Elom Onele must have breathed in too many breaths of the hill where both divine and nature meets. That is why he is thought to possess such potency. But that was Ugwu Elom Onele of yesteryears.

If anything has changed about the hill today, it is hardly the hill itself though. The sturdy and proud look remains. The awesome beauty of its environment is still a point of attraction. And while modern growth of Abakaliki City has caused the hill to give up its watch over the vast heavy spread of vegetations that used to cover the surrounding, Ugwu Elom Onele still maintains its virtue, a lush woodland hosting collection of arboreal, creeping, humping, flying and many species of creatures.

The heritage Ugwu Elom Onele has gathered over the years have made it a crowned pride of Abakaliki. Now under a ‘christened’ name called ‘Hill Top’, its symbolism and sacredness continue to make it an appealing scene to visit. There’s hardly a day or an hour that Ugwu Elom Onele does not entertain visitors in its present form. And like of old, the pilgrims come out to meet the hill for various reasons. There are many who made their ways up the hill for prayers. Others do so to experience some quiet time while some ascend there to simply experience the aesthetic wholeness the hill portends.

There is another new and important feature that the hill now carries. The old Elom Onele and his sanctuary have been replaced by a beautiful edifice whose commitment is to embrace all people fatigued by life scourges and to offer help in guiding them to experience solace and peace. The new sanctuary goes by the name Human Rights and Conflict Resolution Centre (HRCRC). HRCRC stands half-way up the hill, adding a mix to Ugwu Elom Onele’s ambience. At HRCRC, you will meet a collection of Elom Oneles dressed in welcoming smiles and eager feet that itch to rise for you. They provide listening ears and are skilled in divinizing issues of social injustice, violation of individual rights, relationships and contract breaches, and other things that injure community and personal peace.

HRCRC as the new oracle from Ugwu Elom Onele is a voice whose thunders and whispers have been heard and sustained within Ebonyi state and beyond. Its tentacles spread as far as the boarders of Abia, Enugu, cross River and Benue States and have a legacy that goes back to 27 years ago. Like the hill where it is located, it has become a life, a heritage with rich testaments.

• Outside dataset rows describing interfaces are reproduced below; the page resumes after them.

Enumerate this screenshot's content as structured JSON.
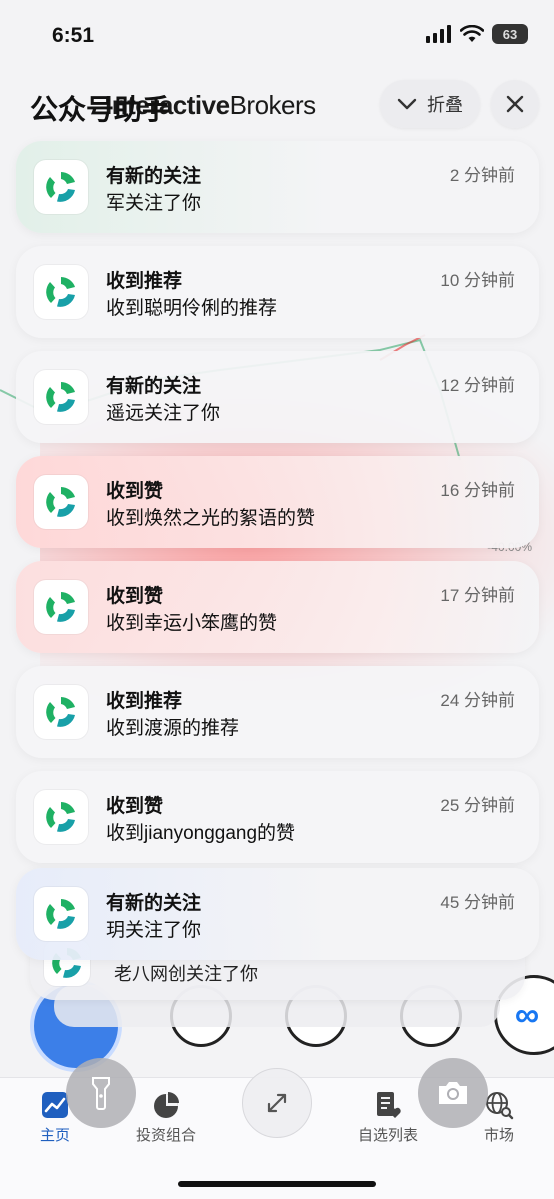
{
  "status_bar": {
    "time": "6:51",
    "battery": "63"
  },
  "background_app": {
    "brand_prefix": "Inter",
    "brand_bold": "active",
    "brand_suffix": "Brokers",
    "percent_label": "-40.00%",
    "meta_logo": "∞"
  },
  "header": {
    "title": "公众号助手",
    "collapse_label": "折叠",
    "collapse_icon": "chevron-down-icon",
    "close_icon": "close-icon"
  },
  "notifications": [
    {
      "title": "有新的关注",
      "body": "军关注了你",
      "time": "2 分钟前"
    },
    {
      "title": "收到推荐",
      "body": "收到聪明伶俐的推荐",
      "time": "10 分钟前"
    },
    {
      "title": "有新的关注",
      "body": "遥远关注了你",
      "time": "12 分钟前"
    },
    {
      "title": "收到赞",
      "body": "收到焕然之光的絮语的赞",
      "time": "16 分钟前"
    },
    {
      "title": "收到赞",
      "body": "收到幸运小笨鹰的赞",
      "time": "17 分钟前"
    },
    {
      "title": "收到推荐",
      "body": "收到渡源的推荐",
      "time": "24 分钟前"
    },
    {
      "title": "收到赞",
      "body": "收到jianyonggang的赞",
      "time": "25 分钟前"
    },
    {
      "title": "有新的关注",
      "body": "玥关注了你",
      "time": "45 分钟前"
    }
  ],
  "stacked": [
    {
      "body": "老八网创关注了你"
    }
  ],
  "tab_bar": {
    "tabs": [
      {
        "label": "主页",
        "icon": "chart-trend-icon",
        "active": true
      },
      {
        "label": "投资组合",
        "icon": "pie-chart-icon",
        "active": false
      },
      {
        "label": "自选列表",
        "icon": "watchlist-icon",
        "active": false
      },
      {
        "label": "市场",
        "icon": "globe-search-icon",
        "active": false
      }
    ]
  },
  "lock_controls": {
    "flashlight_icon": "flashlight-icon",
    "camera_icon": "camera-icon",
    "expand_icon": "expand-arrows-icon"
  },
  "colors": {
    "app_icon_green": "#1fb164",
    "app_icon_teal": "#18a0a8",
    "active_tab": "#1f5fbf",
    "accent_red": "#e83030"
  }
}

This picture was taken when the Founder, Fr. Kevin O’Hara (SPS) visited HRCRC after the renovation of the Office Complex in Nov. 2017
A view of Ai City from the top of Juju hill
‘Ugwu Elom Onele’: The ‘Juju’ Hill

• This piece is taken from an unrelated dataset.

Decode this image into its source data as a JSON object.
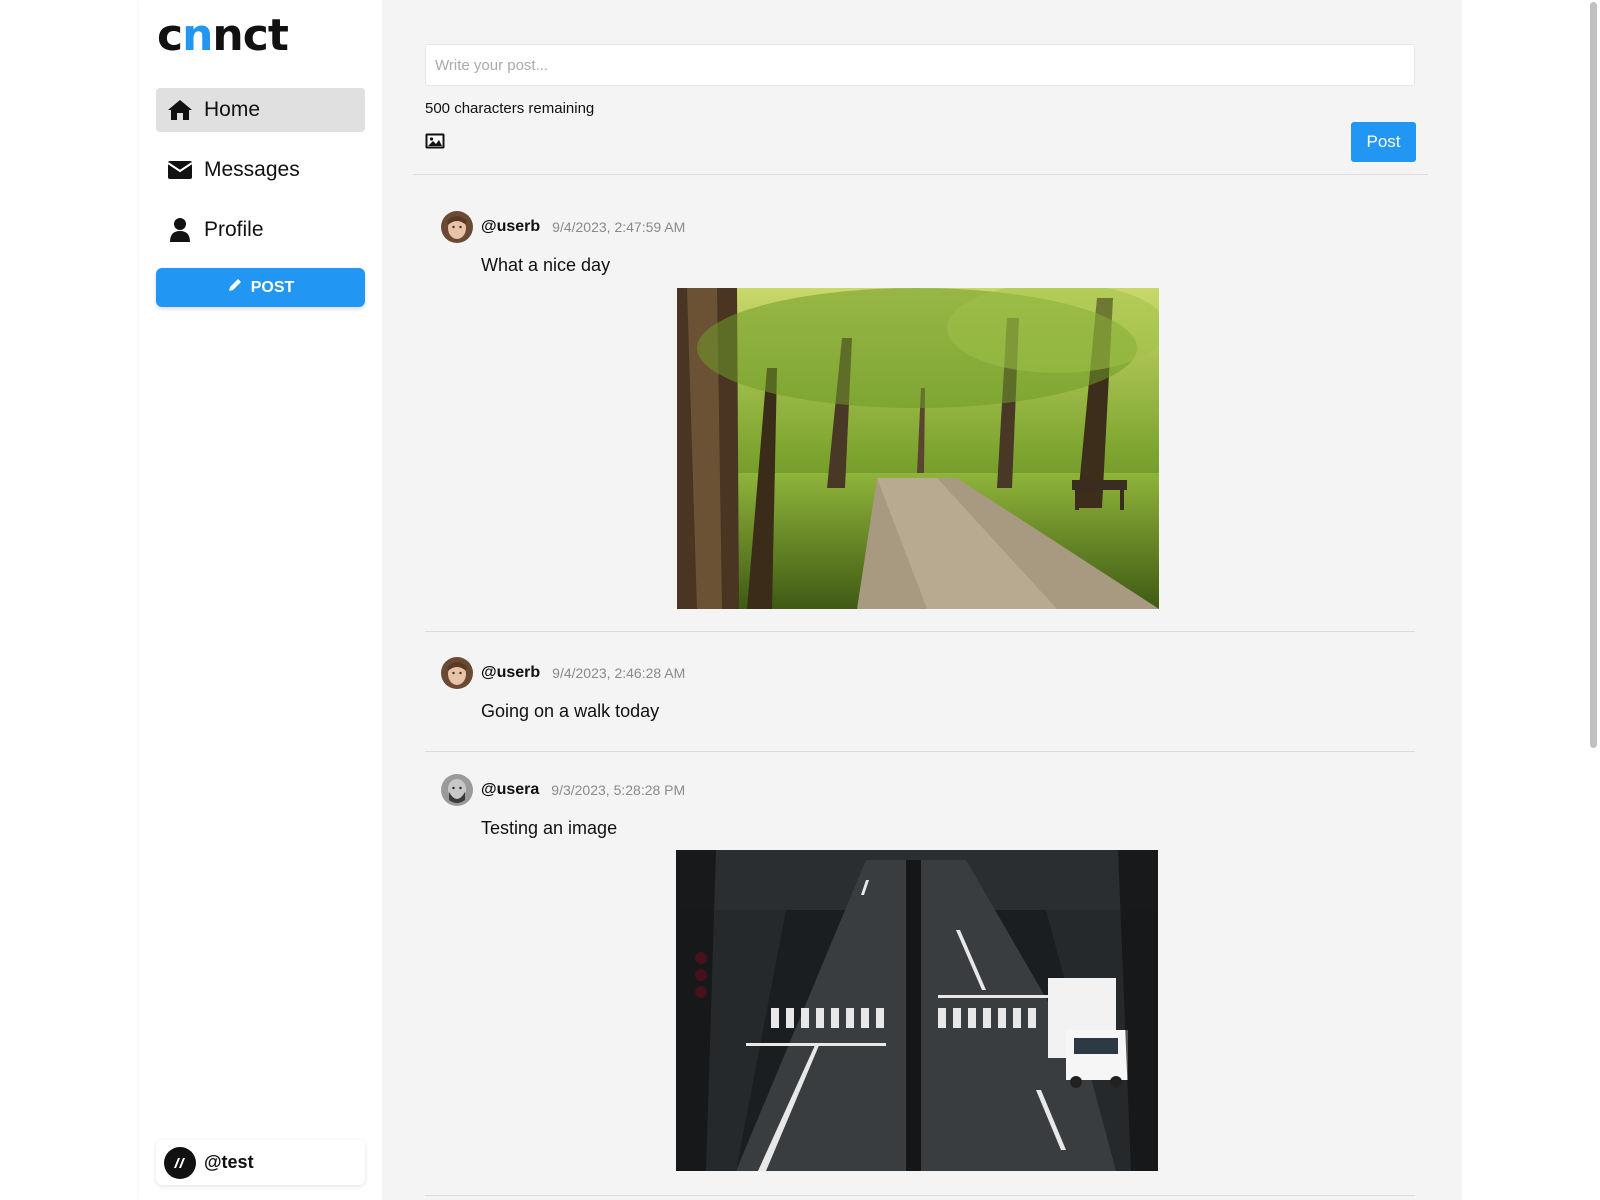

Leave a Reply

Your email address will not be published.

Scroll to top